The FDA still isn't as strict as it needs to be with dietary supplements, but it's getting better. Some supplement companies will adhere to the FDA's current good manufacturing practices, or CGMPs. This is a quality-control program to help ensure the safety of dietary supplements. These are the minimum requirements for any supplement company.
Many manufacturers will pay for third-party testing. This means they send their product to an independent lab to be tested. Some of the common third-party testing labs are USP, NSF (also NSF for Sport) and Consumer Lab. Many times, the USP or NSF seal will be on the bottle, but doing a quick website search of a product may also let you know if a supplement has been third-party tested.
2. Extra Ingredients
Label reading is important, especially when you are looking at supplements. You also want to make sure you are only getting what you want in your supplement and no unknown ingredients.
If you have dietary restrictions or allergies, the label will alert you to extra ingredients, like gluten, soy or dairy. In addition to any allergens, some supplements contain added sugar, sugar alcohols or artificial sweeteners.
Warnings and Precautions
As with any supplement, have a conversation with your health care team and let them know you are considering taking a supplement. They will help you weigh the costs vs. the benefits and ensure they do not interfere with any current medications.
Spano also suggests cutting back on alcohol intake during your healing process: "Alcohol decreases cartilage formation and ramps up inflammation in cartilage tissue." Alcohol may also interfere with your current prescribed medication.
One additional precaution is to pay attention to dosage. More is not always better when it comes to dietary supplements.
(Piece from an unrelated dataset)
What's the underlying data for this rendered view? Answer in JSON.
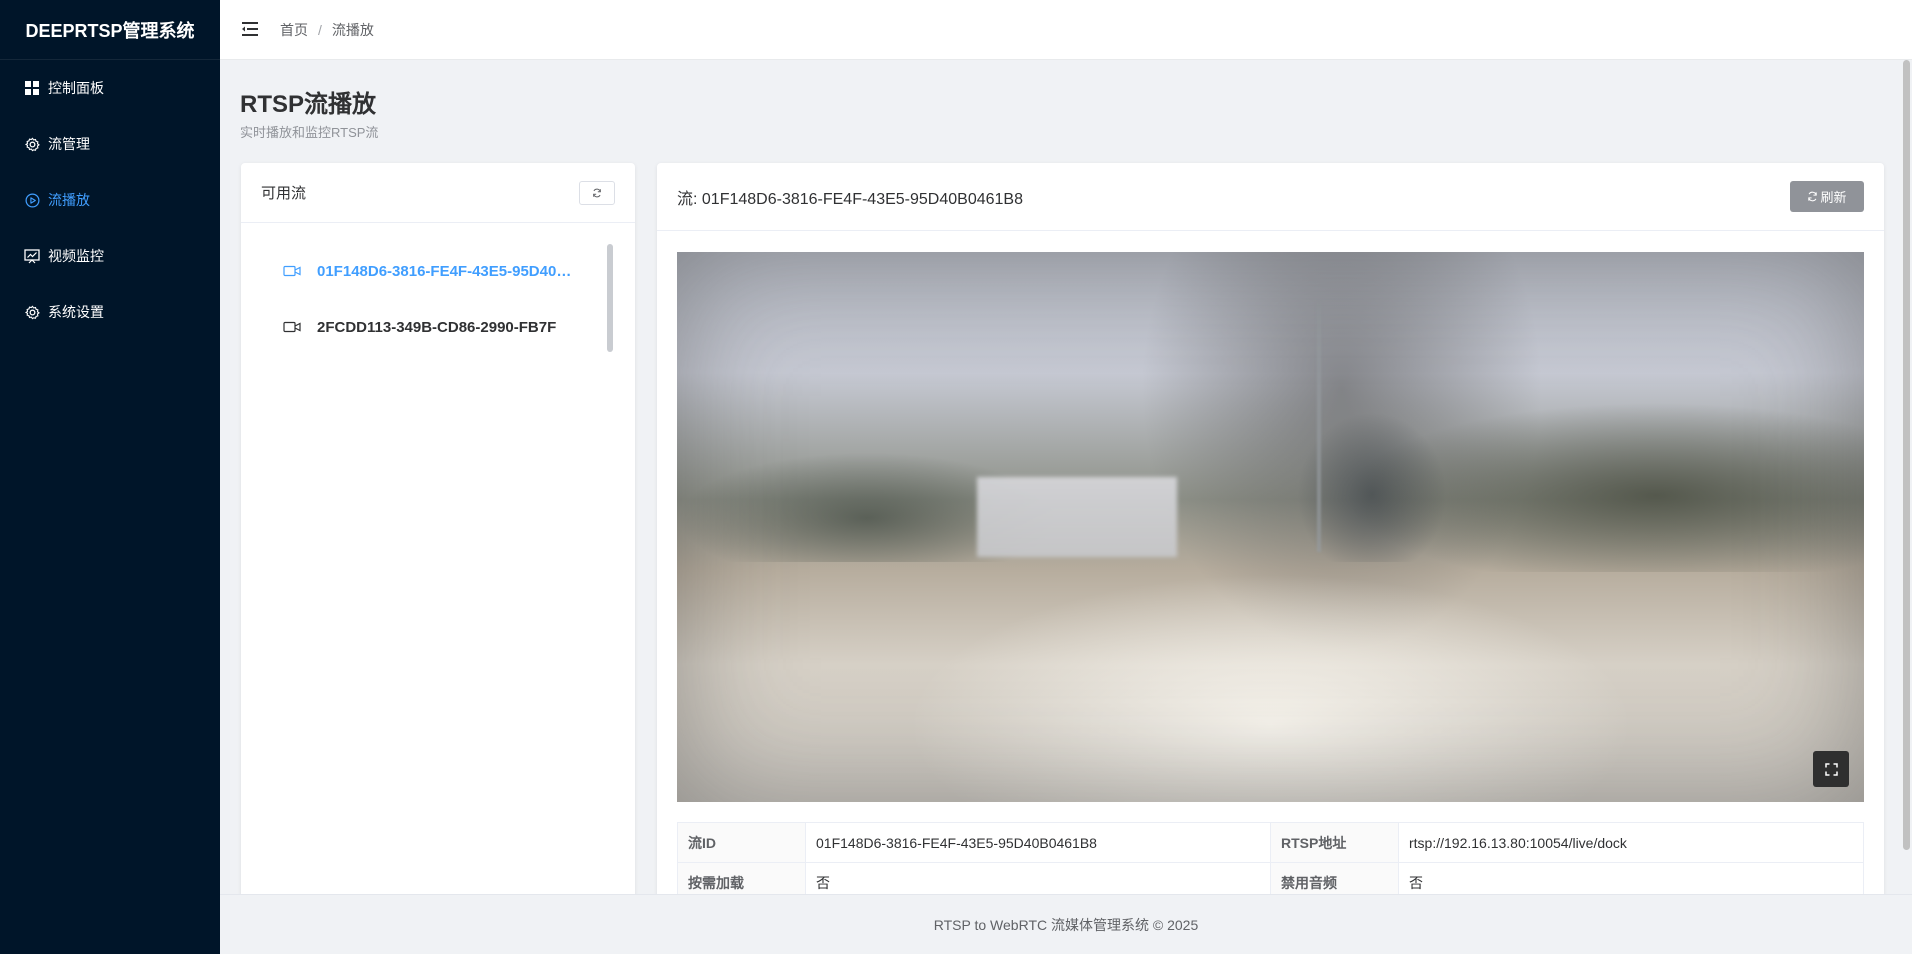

Always follow dosing instructions on the label, and if you have any side effects, stop taking the supplement.
- British Journal of Sports Medicine: "IOC Consensus Statement: Dietary Supplements and the High-Performance Athlete"
- NIH: "Knee Meniscal Tears"
- Nutrients: "Rehabilitation Nutrition for Injury Recovery of Athletes: The Role of Macronutrient Intake"
- The FASEB Journal: " Omega-3 Fatty Acid Supplementation Attenuates Skeletal Muscle Disuse Atrophy During Two Weeks of Unilateral Leg Immobilization in Healthy Young Women"
- Academy of Nutrition and Dietetics: "Fiber"